It's so nice when you feel satisfied with yourself. That is truly the most important thing on our journeys to be healthier.

Dani @ WRW said...

I'm at the point now where I'm beginning to think that there's a reason why some days aren't "on plan" and it's necessary and natural. Especially on days that we expend more energy than usual.

I recently started calorie counting again after giving that practice up in an effort to experience an intuitive, organic relationship with food. I can tell that I've learned so much in my non-calorie counting days.

I'm so glad that you were also to look back over your day and feel good about it!

Missa said...

Sometimes you just need a day of changing it up. I think that is healthy too. If tomorrow, you say you want chicken fried steak again, then you might want to rethink :-)

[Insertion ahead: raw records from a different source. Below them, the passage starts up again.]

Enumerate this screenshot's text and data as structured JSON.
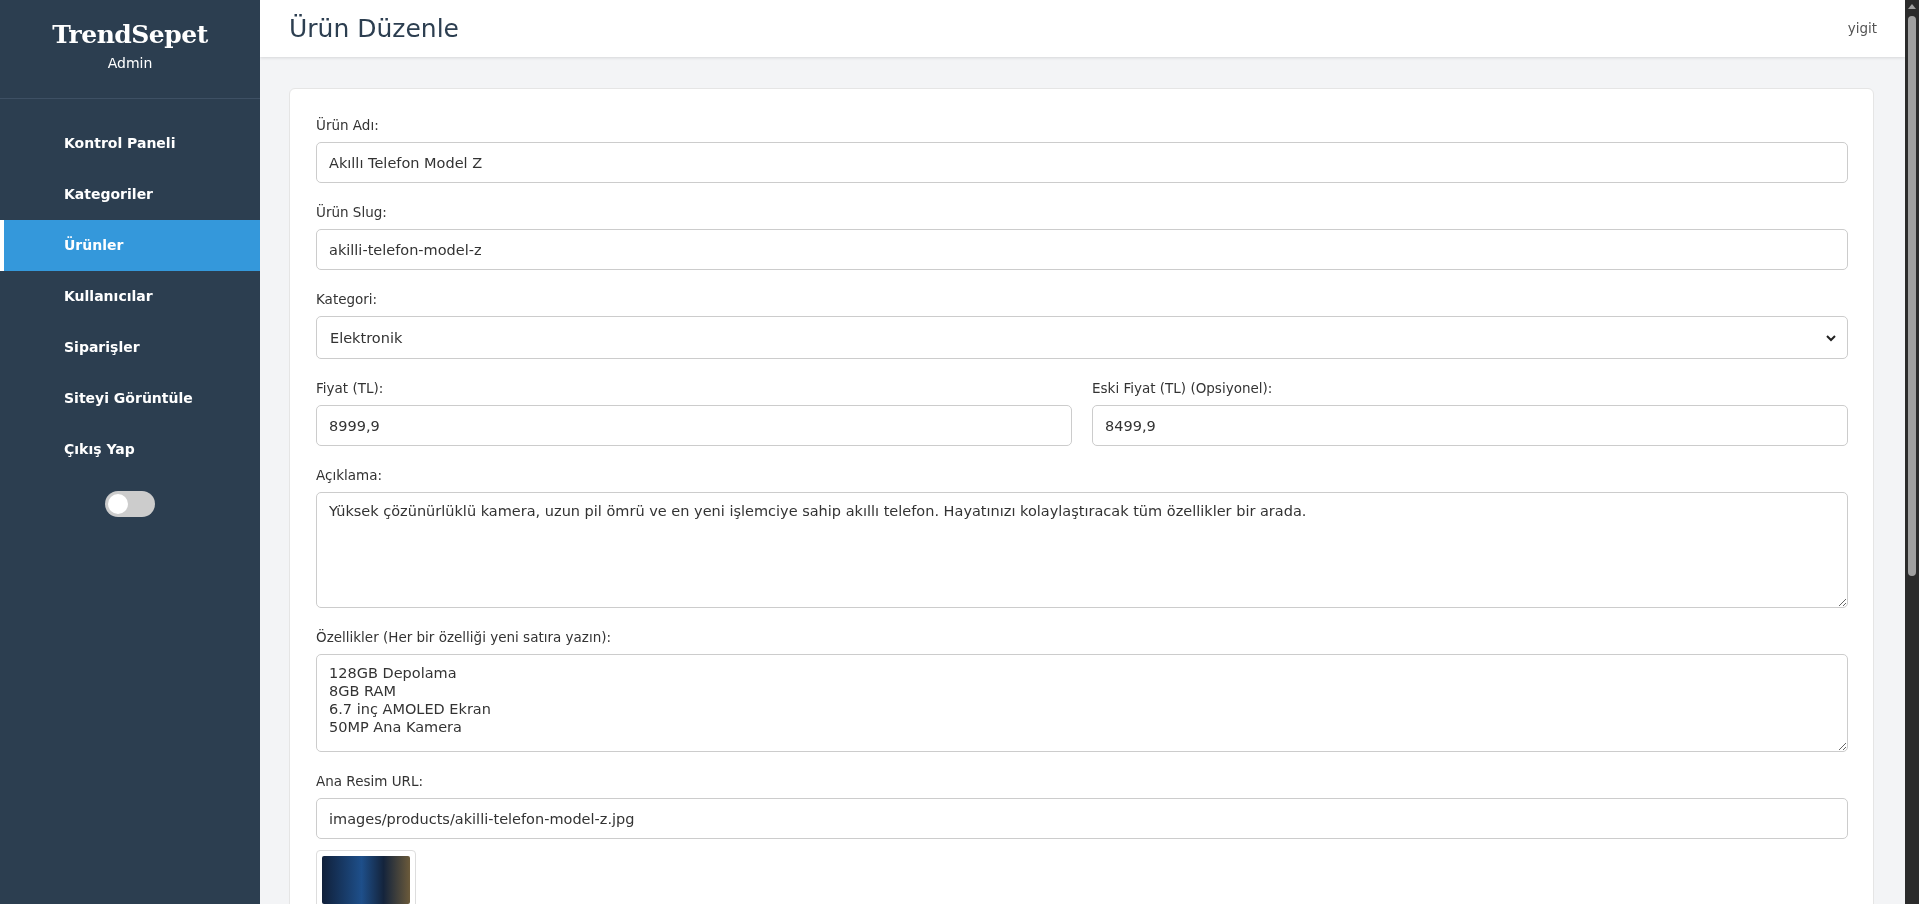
{
  "sidebar": {
    "brand": "TrendSepet",
    "subtitle": "Admin",
    "items": [
      {
        "label": "Kontrol Paneli",
        "selected": false
      },
      {
        "label": "Kategoriler",
        "selected": false
      },
      {
        "label": "Ürünler",
        "selected": true
      },
      {
        "label": "Kullanıcılar",
        "selected": false
      },
      {
        "label": "Siparişler",
        "selected": false
      },
      {
        "label": "Siteyi Görüntüle",
        "selected": false
      },
      {
        "label": "Çıkış Yap",
        "selected": false
      }
    ],
    "theme_toggle": {
      "on": false
    }
  },
  "header": {
    "title": "Ürün Düzenle",
    "user": "yigit"
  },
  "form": {
    "rows": [
      [
        {
          "kind": "text",
          "label": "Ürün Adı:",
          "value": "Akıllı Telefon Model Z"
        }
      ],
      [
        {
          "kind": "text",
          "label": "Ürün Slug:",
          "value": "akilli-telefon-model-z"
        }
      ],
      [
        {
          "kind": "select",
          "label": "Kategori:",
          "value": "Elektronik"
        }
      ],
      [
        {
          "kind": "text",
          "label": "Fiyat (TL):",
          "value": "8999,9"
        },
        {
          "kind": "text",
          "label": "Eski Fiyat (TL) (Opsiyonel):",
          "value": "8499,9"
        }
      ],
      [
        {
          "kind": "textarea",
          "label": "Açıklama:",
          "value": "Yüksek çözünürlüklü kamera, uzun pil ömrü ve en yeni işlemciye sahip akıllı telefon. Hayatınızı kolaylaştıracak tüm özellikler bir arada."
        }
      ],
      [
        {
          "kind": "list",
          "label": "Özellikler (Her bir özelliği yeni satıra yazın):",
          "lines": [
            "128GB Depolama",
            "8GB RAM",
            "6.7 inç AMOLED Ekran",
            "50MP Ana Kamera"
          ]
        }
      ],
      [
        {
          "kind": "text",
          "label": "Ana Resim URL:",
          "value": "images/products/akilli-telefon-model-z.jpg"
        }
      ]
    ]
  }
}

Ginger said...

i took your advice today and went for what i want. m&m mcflurry yum. i couldnt eat it all but it was oh so good lol

Lala said...

I love this post! I think your plan is wonderful and I'm really enjoying following along on your brave journey. I think a big part of the difficulty of being overweight is the shame in being seen eating. We know that people think we should eat a single grape and wilted lettuce leaf because we are overweight, but the truth is overweight people actually need more food to keep a basic metabolism than thinner people! In any case, I think if you allow yourself a day of some heavy foods, then you will naturally want to balance it out with lighter foods (if you don't beat yourself up with guilt and shame). I believe in your program, and I think you are onto something powerful. Congratulations on having a perfect day where you listen to your body completely!

Fat Grump said...

You know what I like about this post? No recriminations. You did what was right for you at the time and enjoyed eating. I think that approach is a healthy one.

I am trying to ignore the scales (once a week I visit them) and calorie counting and diet 'plans' aren't for me. I know that. I have failed before because of restrictions.

Yes, I too recognise the fat person's hang-ups and appreciate that others might think I'll always be overweight because of my eating and attitude. As every day passes I am learning more about myself, foods and how I eat. It sounds like you are too.

I'll get there eventually and so will you :)